We conducted a pilot study of an intervention to facilitate patients’ agenda setting in clinical consultations. The primary aim of the study was to test the feasibility of running the randomized controlled trial. A secondary objective was to assess the extent to which patient and public involvement (PPI) could contribute to the process of qualitative data analysis (QDA).Aims
To describe a novel approach to including patient partners in QDA; to illustrate the kinds of contribution that patient partners made to QDA in this context; and to propose a characterization of a process by which patient involvement can contribute to knowledge production.Methods
Six patient and public representatives were supported to contribute to data analysis via a range of modalities. During a series of QDA workshops, experienced research staff role-played consultations and interviews, and provided vignettes. Workshop data and PPI diaries were analysed using thematic discourse analysis.Results
We characterized a process of thesis, antithesis and synthesis. This PPI group contributed to the rigour and validity of the study findings by challenging their own and the researchers’ assumptions, and by testing the emerging hypotheses. By training PPI representatives to undertake qualitative data analysis, we transformed our understanding of doctor–patient consultations.Conclusions

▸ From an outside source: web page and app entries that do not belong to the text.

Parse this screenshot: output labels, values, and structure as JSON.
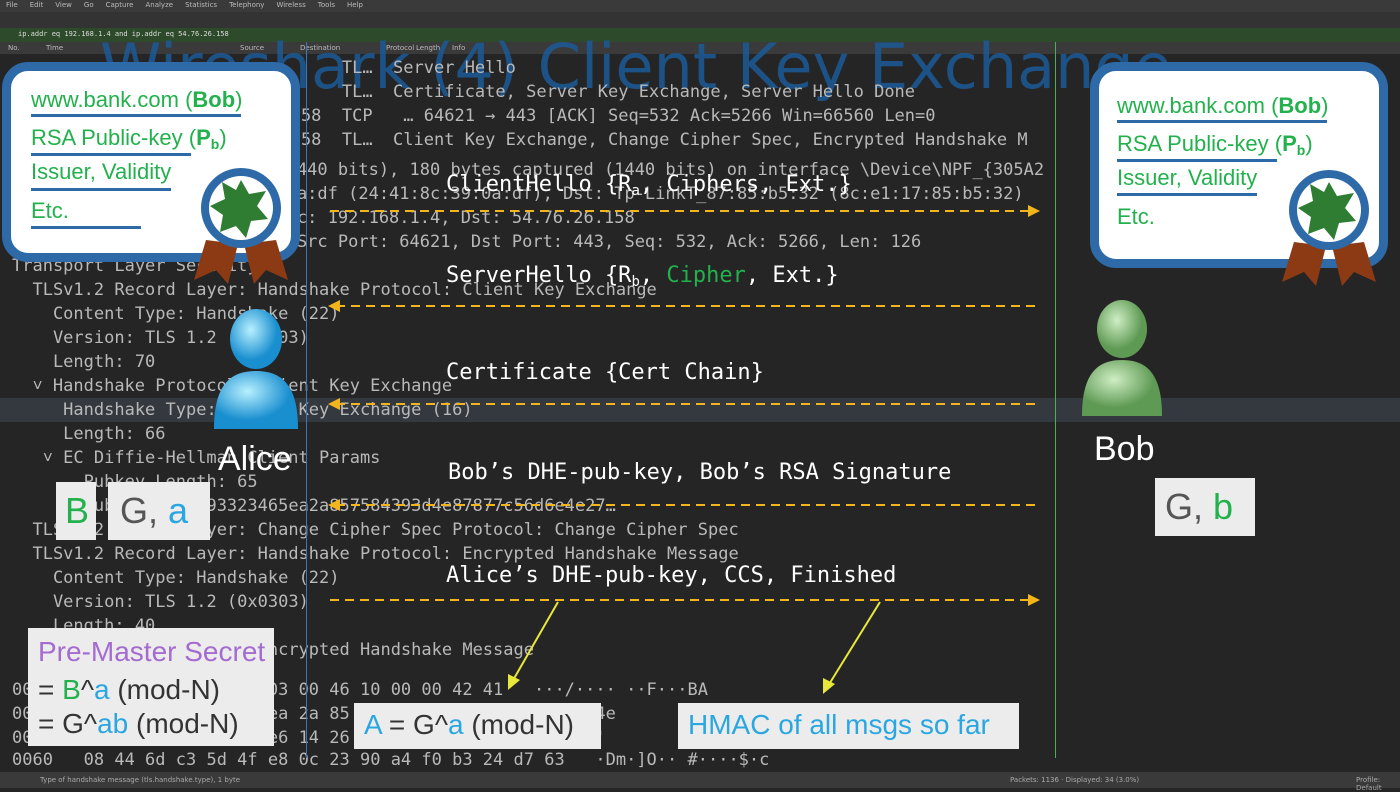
{
  "title": "Wireshark (4) Client Key Exchange",
  "wireshark": {
    "menu": [
      "File",
      "Edit",
      "View",
      "Go",
      "Capture",
      "Analyze",
      "Statistics",
      "Telephony",
      "Wireless",
      "Tools",
      "Help"
    ],
    "filter": "ip.addr eq 192.168.1.4 and ip.addr eq 54.76.26.158",
    "columns": [
      "No.",
      "Time",
      "Source",
      "Destination",
      "Protocol",
      "Length",
      "Info"
    ],
    "packets": [
      "        TL…  Server Hello",
      "        TL…  Certificate, Server Key Exchange, Server Hello Done",
      "26.158  TCP   … 64621 → 443 [ACK] Seq=532 Ack=5266 Win=66560 Len=0",
      "26.158  TL…  Client Key Exchange, Change Cipher Spec, Encrypted Handshake M"
    ],
    "details": [
      "e (1440 bits), 180 bytes captured (1440 bits) on interface \\Device\\NPF_{305A2",
      "39:0a:df (24:41:8c:39:0a:df), Dst: Tp-LinkT_87:85:b5:32 (8c:e1:17:85:b5:32)",
      ", Src: 192.168.1.4, Dst: 54.76.26.158",
      "ol, Src Port: 64621, Dst Port: 443, Seq: 532, Ack: 5266, Len: 126",
      "Transport Layer Security",
      "  TLSv1.2 Record Layer: Handshake Protocol: Client Key Exchange",
      "    Content Type: Handshake (22)",
      "    Version: TLS 1.2 (0x0303)",
      "    Length: 70",
      "  ˅ Handshake Protocol: Client Key Exchange",
      "     Handshake Type: Client Key Exchange (16)",
      "     Length: 66",
      "   ˅ EC Diffie-Hellman Client Params",
      "       Pubkey Length: 65",
      "       Pubkey: 045c93323465ea2a857584393d4e87877c56d6e4e27…",
      "  TLSv1.2 Record Layer: Change Cipher Spec Protocol: Change Cipher Spec",
      "  TLSv1.2 Record Layer: Handshake Protocol: Encrypted Handshake Message",
      "    Content Type: Handshake (22)",
      "    Version: TLS 1.2 (0x0303)",
      "    Length: 40",
      "    Handshake Protocol: Encrypted Handshake Message"
    ],
    "hex": [
      "0030   00 00 10 46 16 03 03 00 46 10 00 00 42 41   ···/···· ··F···BA",
      "0040   2a 85 75 84 39 65 ea 2a 85 75 84 39 3d 4e   *2rl·24e",
      "0050   4e 87 87 7c 56 27 e6 14 26 e4 e2 78 77 1a   xw·mnN'",
      "0060   08 44 6d c3 5d 4f e8 0c 23 90 a4 f0 b3 24 d7 63   ·Dm·]O·· #····$·c"
    ],
    "status": [
      "Type of handshake message (tls.handshake.type), 1 byte",
      "Packets: 1136 · Displayed: 34 (3.0%)",
      "Profile: Default"
    ]
  },
  "certificate": {
    "domain": "www.bank.com",
    "owner": "Bob",
    "key_label": "RSA Public-key",
    "key_symbol": "P",
    "key_sub": "b",
    "line3": "Issuer, Validity",
    "line4": "Etc."
  },
  "alice": {
    "name": "Alice",
    "secret_b": "B",
    "g": "G,",
    "a": "a"
  },
  "bob": {
    "name": "Bob",
    "g": "G,",
    "b": "b"
  },
  "messages": {
    "client_hello": {
      "pre": "ClientHello {R",
      "sub": "a",
      "post": ", Ciphers, Ext.}"
    },
    "server_hello": {
      "pre": "ServerHello {R",
      "sub": "b",
      "mid": ", ",
      "cipher": "Cipher",
      "post": ", Ext.}"
    },
    "certificate": "Certificate {Cert Chain}",
    "server_key": "Bob’s DHE-pub-key, Bob’s RSA Signature",
    "client_key": "Alice’s DHE-pub-key, CCS, Finished"
  },
  "premaster": {
    "title": "Pre-Master Secret",
    "eq": "=",
    "l1_b": "B",
    "l1_hat": "^",
    "l1_a": "a",
    "l1_mod": " (mod-N)",
    "l2_g": "G^",
    "l2_ab": "ab",
    "l2_mod": " (mod-N)"
  },
  "alice_pub": {
    "lhs": "A",
    "eq": " = G^",
    "a": "a",
    "mod": " (mod-N)"
  },
  "hmac": "HMAC of all msgs so far",
  "colors": {
    "arrow": "#f2b61c",
    "pointer": "#e8e83a",
    "green": "#22b14c",
    "blue": "#2aa7e0",
    "purple": "#a46bd0",
    "cert_border": "#2f6aa8"
  }
}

This research required changes to our usual research practices but was in keeping with the objective of establishing meaningful patient involvement for a future definitive trial. This work was informed by concepts of critical humility, and a process of knowledge production enabled via the construction of a knowledge space.